Head to the infamous 12 Apostles to visit one of the Great Ocean Road’s most iconic attractions. There are only eight of the apostles left these days, with several of them having eroded and crashed into the ocean.
Get even closer to some of the apostles with a walk down the Gibson Steps. This beach is closed at times throughout the year, due to extreme whether and winds, so it’s always a good idea to check before you go.
Also in the area is Loch Ard Gorge, a beautiful secluded beach with an interesting history. It’s a beautiful beach to spend the day at the end of the Great Ocean Road.
Check out the other infamous rock formations in the area, including The Grotto, The Arch and the London Bridge, which has great viewing platforms with sweeping views.

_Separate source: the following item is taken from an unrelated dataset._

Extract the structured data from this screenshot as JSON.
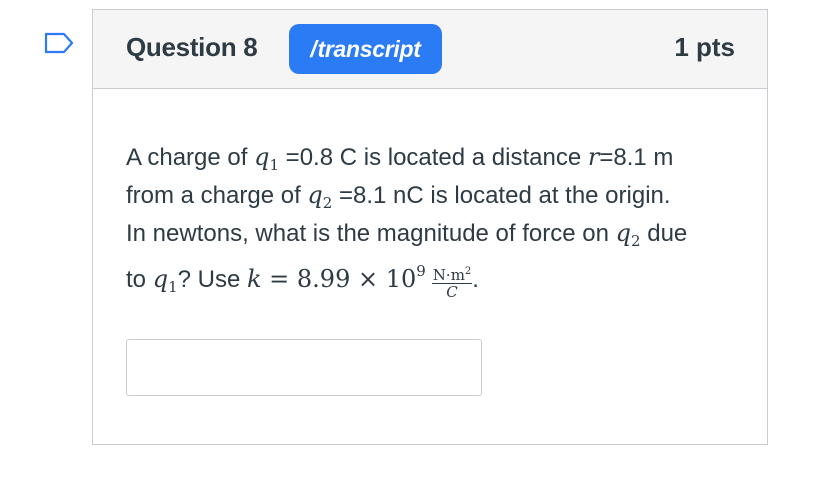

Drive a little further up the Great Ocean Road to check out the Bay of Islands. Often overlooked due to it’s 12 Apostle neighbours, the Bay of Islands is just as beautiful with it’s own stunning rock formations and widespread landscapes.
Explore under the sea of the Great Ocean Road in The Arches Marine Sanctuary, home to a maze of limestone canyons, caves and arches all around 19 to 25m under the waves.
Read more: Exploring The 12 Apostles
Tips for your visit to the Great Ocean Road
Always swim between the flags at surf beaches along the Great Ocean Road. Especially if you’re not a strong or confident swimmer. Rips in the water are very prevalent in this area, and if you’re swimming in an unsafe area you could be swept into danger before you know it.
Be careful driving after dark or early in the morning as the Great Ocean Road is home to lots of Australian wildlife who like to come out and hop around after the sun goes down. To avoid accidents with animals always stay alert and keep an eye out for any furry friends on the road.
If you’re hoping to spot any wildlife on your trip, make sure you’re out and about exploring early in the morning. This is when koalas and kangaroos are the most active and often still hanging around near the beaches and lower lying tree branches.
Make sure you wake up for at least one Great Ocean Road sunrise. With so many different lookouts and view points to check out a sunrise from, you won’t be disappointed!
Where is your favourite place on the Great Ocean Road?
Pin for later >>